  • Encourage younger children to eat their sandwiches by cutting them into fun shapes. Try triangles or using large biscuit cutters: circles, stars or animal shapes.

School Canteen Options

School canteens or tuckshops can be easy alternatives to making school lunches everyday, but they may not always be the healthiest option available. In New Zealand many schools have recognised the role of diet in achieving good health and the potential to encourage positive eating habits amongst children.

It is a good idea to limit the amount of money children are able to spend at the canteen, as well as setting some guidelines as to the types of food are acceptable.

A 2005 Green party survey found that in 24% of schools a sandwich or roll option was more expensive than a meat pie, encouraging children to purchase the less healthy option.

The Heart Foundation offers a free support programme for schools wanting to move away from lollies, chips, doughnuts and soft drinks. For more information check out:

The Fruit in Schools programme also provides access to a piece of fruit each day for New Zealand school children. To find out more log onto:

Did you know?

  • Children who eat a healthy breakfast and lunch have been proven to be better able to concentrate in the classroom, have better behaviour and are less likely to be ill or absent from school.
  • An article by Consumer Magazine in 2004 compared a school lunch typical of the 1950's with a typical school lunchbox in 2004. It concluded that a typical 2004 school lunch could be contributing a third more kilojoules, double the sugar and more saturated fat as well as fewer vitamins and minerals to daily food intakes.
  • Despite being described as natures convenience food, almost half of New Zealand children do not eat the recommended 2+ servings of fruit per day.
  • Encourage children to eat their school lunch by including them in the process of deciding what goes into their lunchbox.
  • 84% of New Zealand children regularly take food from home to school. 4.5% of New Zealand school children bring no food from home to school.
  • The single greatest contributor to total fat in the diet of New Zealand children comes from the consumption of potatoes, kumara and taro, simply because of the way it is cooked, primarily fried (potato and kumara) and immersed in coconut milk (taro).
  • Over a quarter of the sucrose (the major contributor to total sugars) in the diet of New Zealand children comes from beverages and one fifth from sugar and sweets.
  • In an average week 50% of children will buy some of the food they consume from a school tuckshop or canteen.
  • Maori and Pacific Island children are less likely to bring most of the food they eat at school from home.
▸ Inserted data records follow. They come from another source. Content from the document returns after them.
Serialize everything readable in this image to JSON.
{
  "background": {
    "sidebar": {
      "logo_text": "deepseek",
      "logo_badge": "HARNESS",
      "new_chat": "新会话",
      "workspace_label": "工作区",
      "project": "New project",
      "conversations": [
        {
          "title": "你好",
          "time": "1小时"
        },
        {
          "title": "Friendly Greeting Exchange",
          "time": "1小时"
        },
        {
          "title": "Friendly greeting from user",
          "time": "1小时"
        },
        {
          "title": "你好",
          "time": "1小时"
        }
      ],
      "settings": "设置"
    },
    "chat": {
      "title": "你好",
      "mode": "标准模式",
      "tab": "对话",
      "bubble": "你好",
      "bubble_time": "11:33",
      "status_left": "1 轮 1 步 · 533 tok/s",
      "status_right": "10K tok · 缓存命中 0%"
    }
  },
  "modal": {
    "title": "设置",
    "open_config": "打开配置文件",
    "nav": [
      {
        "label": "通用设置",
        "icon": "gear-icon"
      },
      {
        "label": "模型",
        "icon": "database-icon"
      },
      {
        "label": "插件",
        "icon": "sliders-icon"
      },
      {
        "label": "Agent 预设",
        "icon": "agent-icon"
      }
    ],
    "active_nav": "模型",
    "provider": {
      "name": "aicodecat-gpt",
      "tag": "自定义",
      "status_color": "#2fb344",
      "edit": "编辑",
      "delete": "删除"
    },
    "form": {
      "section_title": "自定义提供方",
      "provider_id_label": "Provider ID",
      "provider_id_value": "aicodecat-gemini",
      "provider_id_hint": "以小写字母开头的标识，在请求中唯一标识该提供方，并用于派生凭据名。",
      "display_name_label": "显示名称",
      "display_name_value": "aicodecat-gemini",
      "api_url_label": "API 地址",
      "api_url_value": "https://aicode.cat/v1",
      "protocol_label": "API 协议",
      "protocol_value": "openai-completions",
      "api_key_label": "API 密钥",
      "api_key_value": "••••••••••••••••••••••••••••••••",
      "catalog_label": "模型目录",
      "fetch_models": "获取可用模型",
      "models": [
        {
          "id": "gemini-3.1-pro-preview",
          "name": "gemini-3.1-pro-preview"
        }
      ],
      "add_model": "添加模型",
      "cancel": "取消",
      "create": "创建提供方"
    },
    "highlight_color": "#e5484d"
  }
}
Rates drop from 91.6% and 90.1% in male and female Europeans to 82.6% and 82.8% in Maori and 49.5% and 56.7% for Pacific Island children.
  • 83% of New Zealand children eat potato crisps, corn snacks or chips weekly.
  • 40% of children eat chocolate bars weekly. A higher proportion of 11-14 year olds eat chocolate weekly than 5-6 and 7-10 year olds.
  • 45% of children drink soft drink weekly. 43% drink Coca-Cola or other cola drinks. 54% drink powdered fruit drink while 32% drink fruit drinks made from concentrate or cordial.
  • Sports drinks are consumed by 8% of children weekly. 
  • Smart drinks such as V and Red Bull are consumed weekly by 6% of children.
  • Over a quarter of sugar or sucrose intake of New Zealand children comes from beverages.
  • Instant noodles are the most commonly consumed convenience food eaten by approximately 50% of children. They are pre fried and contain large amounts of saturated fat and salt.
  • Did you know that a blueberry muffin weighing 80g has 14g fat? Cookie Time cookies have 17g of fat which is equal to about 4 Toffee Pop biscuits. A 32g chocolate chip muesli bar can have as much as 32 grams of fat and an 18g packet of chips can have approximately 6g fat. A 30g packet of sultans has less than 1 gram of fat.